▸ Exercise objective
Among the entries that follow, find every line with the word "title" and copy it.

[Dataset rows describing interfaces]
--- START ---
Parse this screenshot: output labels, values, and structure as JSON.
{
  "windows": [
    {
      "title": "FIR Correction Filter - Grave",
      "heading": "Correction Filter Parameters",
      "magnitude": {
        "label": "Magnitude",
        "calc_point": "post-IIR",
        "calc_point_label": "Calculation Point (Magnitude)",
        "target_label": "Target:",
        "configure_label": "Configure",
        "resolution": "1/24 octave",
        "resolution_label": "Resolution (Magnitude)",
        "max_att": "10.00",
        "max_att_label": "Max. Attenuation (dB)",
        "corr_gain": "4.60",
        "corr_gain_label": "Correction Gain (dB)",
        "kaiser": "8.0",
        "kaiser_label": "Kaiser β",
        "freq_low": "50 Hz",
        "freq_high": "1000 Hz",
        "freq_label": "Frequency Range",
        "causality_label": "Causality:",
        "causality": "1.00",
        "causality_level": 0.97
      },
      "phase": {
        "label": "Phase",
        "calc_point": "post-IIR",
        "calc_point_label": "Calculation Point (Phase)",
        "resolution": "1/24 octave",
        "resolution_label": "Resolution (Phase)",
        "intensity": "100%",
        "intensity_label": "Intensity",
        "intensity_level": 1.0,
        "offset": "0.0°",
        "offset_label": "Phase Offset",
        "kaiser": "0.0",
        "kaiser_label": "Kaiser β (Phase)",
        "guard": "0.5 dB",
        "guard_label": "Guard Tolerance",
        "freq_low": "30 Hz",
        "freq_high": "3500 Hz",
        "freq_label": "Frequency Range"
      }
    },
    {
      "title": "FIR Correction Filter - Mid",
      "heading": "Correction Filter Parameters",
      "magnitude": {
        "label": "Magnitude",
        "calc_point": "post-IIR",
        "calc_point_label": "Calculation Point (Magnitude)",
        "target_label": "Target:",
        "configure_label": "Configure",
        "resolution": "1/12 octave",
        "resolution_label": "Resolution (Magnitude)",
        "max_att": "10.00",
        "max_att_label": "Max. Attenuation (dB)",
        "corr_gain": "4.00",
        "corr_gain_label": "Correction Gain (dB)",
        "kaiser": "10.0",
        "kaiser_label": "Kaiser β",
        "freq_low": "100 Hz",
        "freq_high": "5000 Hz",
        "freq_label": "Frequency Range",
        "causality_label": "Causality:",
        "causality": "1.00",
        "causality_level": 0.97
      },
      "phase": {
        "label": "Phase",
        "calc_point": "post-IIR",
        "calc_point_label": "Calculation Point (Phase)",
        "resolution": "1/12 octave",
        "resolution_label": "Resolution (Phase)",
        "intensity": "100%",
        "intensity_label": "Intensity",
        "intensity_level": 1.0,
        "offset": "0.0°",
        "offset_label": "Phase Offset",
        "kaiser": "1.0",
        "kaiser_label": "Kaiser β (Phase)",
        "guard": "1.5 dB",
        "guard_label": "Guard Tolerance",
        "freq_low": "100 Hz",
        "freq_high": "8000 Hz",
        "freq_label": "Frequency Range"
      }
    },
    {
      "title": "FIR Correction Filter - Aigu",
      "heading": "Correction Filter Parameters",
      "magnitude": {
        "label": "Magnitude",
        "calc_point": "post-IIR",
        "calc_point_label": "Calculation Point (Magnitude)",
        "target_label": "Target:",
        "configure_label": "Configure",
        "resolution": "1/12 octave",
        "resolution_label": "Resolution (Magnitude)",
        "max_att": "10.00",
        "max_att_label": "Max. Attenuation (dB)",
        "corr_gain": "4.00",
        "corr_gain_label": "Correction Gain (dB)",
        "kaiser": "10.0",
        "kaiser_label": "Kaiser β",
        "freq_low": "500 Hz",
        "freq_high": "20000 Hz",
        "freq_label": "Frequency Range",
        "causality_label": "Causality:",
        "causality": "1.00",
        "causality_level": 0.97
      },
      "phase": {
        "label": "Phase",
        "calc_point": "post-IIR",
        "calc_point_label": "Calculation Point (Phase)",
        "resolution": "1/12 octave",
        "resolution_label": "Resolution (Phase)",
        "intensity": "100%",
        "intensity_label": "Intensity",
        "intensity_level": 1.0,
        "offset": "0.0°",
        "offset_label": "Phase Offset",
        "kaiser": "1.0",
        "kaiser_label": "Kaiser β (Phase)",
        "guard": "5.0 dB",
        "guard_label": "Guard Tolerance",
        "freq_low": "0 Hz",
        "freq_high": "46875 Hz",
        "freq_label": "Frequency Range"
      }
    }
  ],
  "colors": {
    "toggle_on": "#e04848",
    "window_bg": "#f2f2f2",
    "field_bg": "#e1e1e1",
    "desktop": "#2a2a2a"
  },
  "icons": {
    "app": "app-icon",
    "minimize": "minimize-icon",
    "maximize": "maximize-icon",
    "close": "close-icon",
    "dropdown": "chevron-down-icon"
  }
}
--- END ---
▸ Finished exercise
      "title": "FIR Correction Filter - Grave",
      "title": "FIR Correction Filter - Mid",
      "title": "FIR Correction Filter - Aigu",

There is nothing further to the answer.